South Sudan says Sudanese warplanes have bombed its territory, killing at least one civilian and injuring several others.
Army spokesman Philip Aguer told reporters Wednesday that Sudanese planes bombed the Bahr al Ghazal area of South Sudan, near the countries' shared border, on Tuesday.
The French news agency quotes a Sudanese army spokesman as saying Sudan attacked an area near the border but not in South Sudanese territory. The spokesman said the attack targeted a compound set up by Darfur rebels in al-Regaibat, 40 kilometers north of the border.
The attack comes amid delays in implementing security and oil deals the two Sudans signed in September, after fighting along their disputed border earlier in the year.

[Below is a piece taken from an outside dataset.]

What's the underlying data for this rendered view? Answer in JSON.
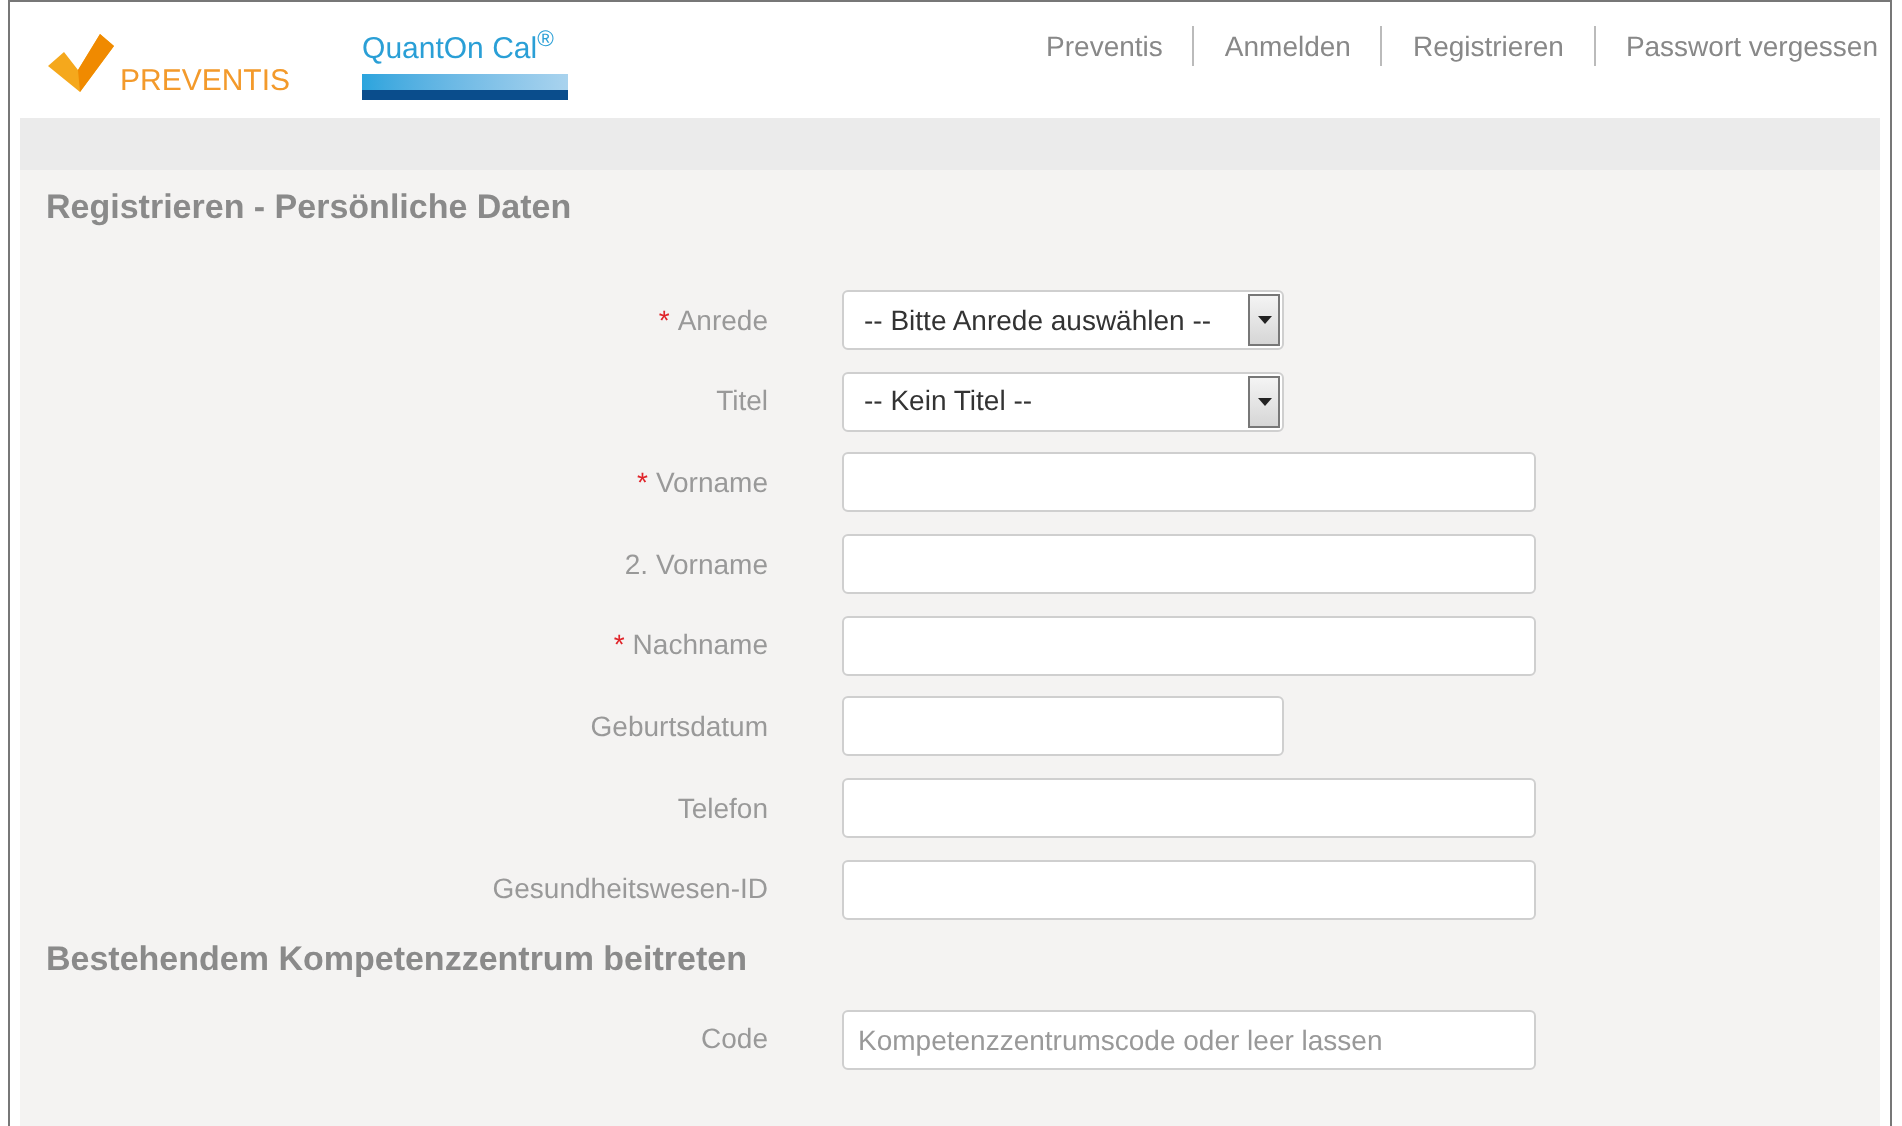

The deals call for resumption of southern oil exports through the north, a move that would greatly benefit both economies.
South Sudan shut down all oil production in January after a dispute with Khartoum over how much it pays to use Sudan's pipelines and a port.
The September deal, mediated by the African Union, includes a demilitarized buffer zone at the shared border. But the two nations have not agreed on a way to move their forces back from the unmarked border.
Sudan and South Sudan went to the brink of war in April after the south occupied a northern oilfield. Relations between the two countries have been mostly rocky since the South declared independence last year.